What the task requires — Could you copy out all of the entries exactly?

Supplied data —

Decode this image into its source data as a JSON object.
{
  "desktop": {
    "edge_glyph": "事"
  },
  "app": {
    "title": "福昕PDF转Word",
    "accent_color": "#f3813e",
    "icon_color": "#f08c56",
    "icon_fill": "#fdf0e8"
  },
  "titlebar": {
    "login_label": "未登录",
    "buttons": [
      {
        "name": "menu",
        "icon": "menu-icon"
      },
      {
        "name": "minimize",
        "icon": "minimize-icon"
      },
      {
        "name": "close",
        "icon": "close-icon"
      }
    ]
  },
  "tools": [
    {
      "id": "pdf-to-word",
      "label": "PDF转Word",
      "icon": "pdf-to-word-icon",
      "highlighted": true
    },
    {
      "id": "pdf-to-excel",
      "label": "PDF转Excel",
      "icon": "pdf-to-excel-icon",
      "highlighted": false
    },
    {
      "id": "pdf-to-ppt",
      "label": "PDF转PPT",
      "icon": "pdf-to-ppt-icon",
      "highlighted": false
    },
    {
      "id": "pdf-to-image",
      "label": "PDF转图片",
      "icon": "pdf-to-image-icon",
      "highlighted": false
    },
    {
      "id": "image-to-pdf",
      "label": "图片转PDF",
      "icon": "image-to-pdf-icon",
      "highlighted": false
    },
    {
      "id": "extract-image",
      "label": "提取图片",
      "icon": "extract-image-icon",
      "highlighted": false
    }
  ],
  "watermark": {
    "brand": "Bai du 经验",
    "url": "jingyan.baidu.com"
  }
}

Response —
Decode this image into its source data as a JSON object.
{
  "desktop": {
    "edge_glyph": "事"
  },
  "app": {
    "title": "福昕PDF转Word",
    "accent_color": "#f3813e",
    "icon_color": "#f08c56",
    "icon_fill": "#fdf0e8"
  },
  "titlebar": {
    "login_label": "未登录",
    "buttons": [
      {
        "name": "menu",
        "icon": "menu-icon"
      },
      {
        "name": "minimize",
        "icon": "minimize-icon"
      },
      {
        "name": "close",
        "icon": "close-icon"
      }
    ]
  },
  "tools": [
    {
      "id": "pdf-to-word",
      "label": "PDF转Word",
      "icon": "pdf-to-word-icon",
      "highlighted": true
    },
    {
      "id": "pdf-to-excel",
      "label": "PDF转Excel",
      "icon": "pdf-to-excel-icon",
      "highlighted": false
    },
    {
      "id": "pdf-to-ppt",
      "label": "PDF转PPT",
      "icon": "pdf-to-ppt-icon",
      "highlighted": false
    },
    {
      "id": "pdf-to-image",
      "label": "PDF转图片",
      "icon": "pdf-to-image-icon",
      "highlighted": false
    },
    {
      "id": "image-to-pdf",
      "label": "图片转PDF",
      "icon": "image-to-pdf-icon",
      "highlighted": false
    },
    {
      "id": "extract-image",
      "label": "提取图片",
      "icon": "extract-image-icon",
      "highlighted": false
    }
  ],
  "watermark": {
    "brand": "Bai du 经验",
    "url": "jingyan.baidu.com"
  }
}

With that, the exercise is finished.